**Exercise aim:** Within the data below, copy each line where the string "value" is found.

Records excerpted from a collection
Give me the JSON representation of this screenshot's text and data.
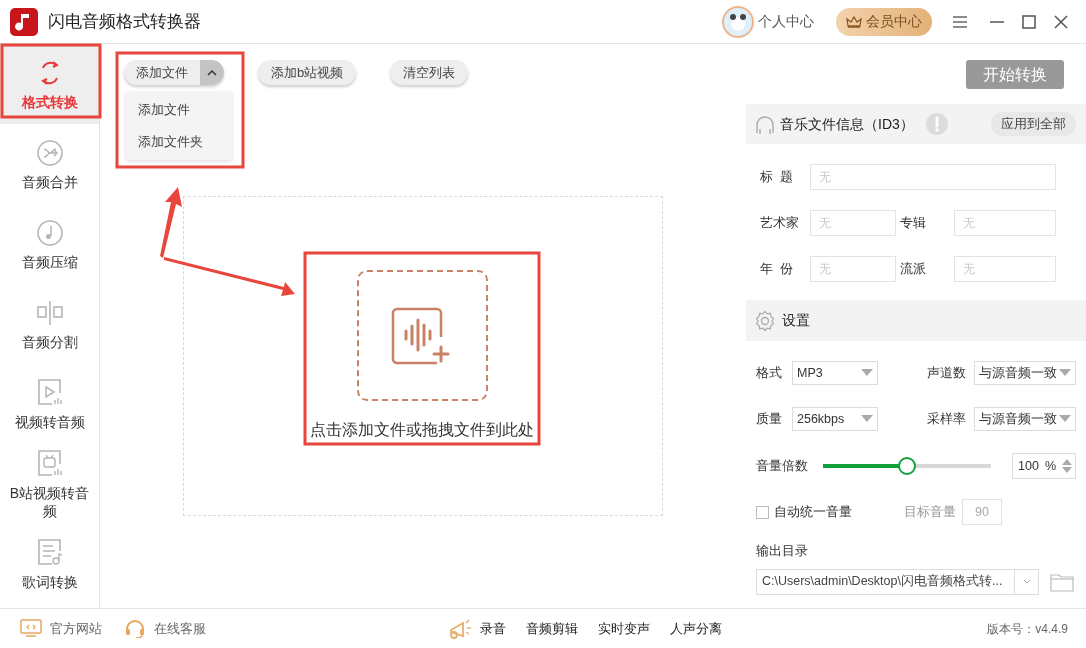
{
  "window": {
    "title": "闪电音频格式转换器",
    "user_label": "个人中心",
    "vip_label": "会员中心"
  },
  "sidebar": {
    "items": [
      {
        "label": "格式转换",
        "kind": "convert",
        "selected": true
      },
      {
        "label": "音频合并",
        "kind": "merge",
        "selected": false
      },
      {
        "label": "音频压缩",
        "kind": "compress",
        "selected": false
      },
      {
        "label": "音频分割",
        "kind": "split",
        "selected": false
      },
      {
        "label": "视频转音频",
        "kind": "video",
        "selected": false
      },
      {
        "label": "B站视频转音频",
        "kind": "bilibili",
        "selected": false
      },
      {
        "label": "歌词转换",
        "kind": "lyrics",
        "selected": false
      }
    ]
  },
  "toolbar": {
    "add_file": {
      "label": "添加文件",
      "expanded": true,
      "menu": [
        "添加文件",
        "添加文件夹"
      ]
    },
    "buttons": [
      "添加b站视频",
      "清空列表"
    ]
  },
  "drop_zone": {
    "text": "点击添加文件或拖拽文件到此处"
  },
  "start_button": "开始转换",
  "id3": {
    "title": "音乐文件信息（ID3）",
    "apply_all": "应用到全部",
    "fields": [
      {
        "label": "标  题",
        "placeholder": "无",
        "wide": true
      },
      {
        "label": "艺术家",
        "placeholder": "无",
        "wide": false
      },
      {
        "label": "专辑",
        "placeholder": "无",
        "wide": false
      },
      {
        "label": "年  份",
        "placeholder": "无",
        "wide": false
      },
      {
        "label": "流派",
        "placeholder": "无",
        "wide": false
      }
    ]
  },
  "settings": {
    "title": "设置",
    "selects": [
      {
        "label": "格式",
        "value": "MP3"
      },
      {
        "label": "声道数",
        "value": "与源音频一致"
      },
      {
        "label": "质量",
        "value": "256kbps"
      },
      {
        "label": "采样率",
        "value": "与源音频一致"
      }
    ],
    "volume": {
      "label": "音量倍数",
      "level": 0.5,
      "value": "100",
      "unit": "%"
    },
    "auto_normalize": {
      "label": "自动统一音量",
      "checked": false
    },
    "target_volume": {
      "label": "目标音量",
      "value": "90"
    },
    "output": {
      "label": "输出目录",
      "path": "C:\\Users\\admin\\Desktop\\闪电音频格式转..."
    }
  },
  "footer": {
    "links": [
      {
        "label": "官方网站",
        "kind": "website"
      },
      {
        "label": "在线客服",
        "kind": "support"
      }
    ],
    "tools": [
      "录音",
      "音频剪辑",
      "实时变声",
      "人声分离"
    ],
    "version": "版本号：v4.4.9"
  }
}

**Finished exercise:**
        "value": "MP3"
        "value": "与源音频一致"
        "value": "256kbps"
        "value": "与源音频一致"
      "value": "100",
      "value": "90"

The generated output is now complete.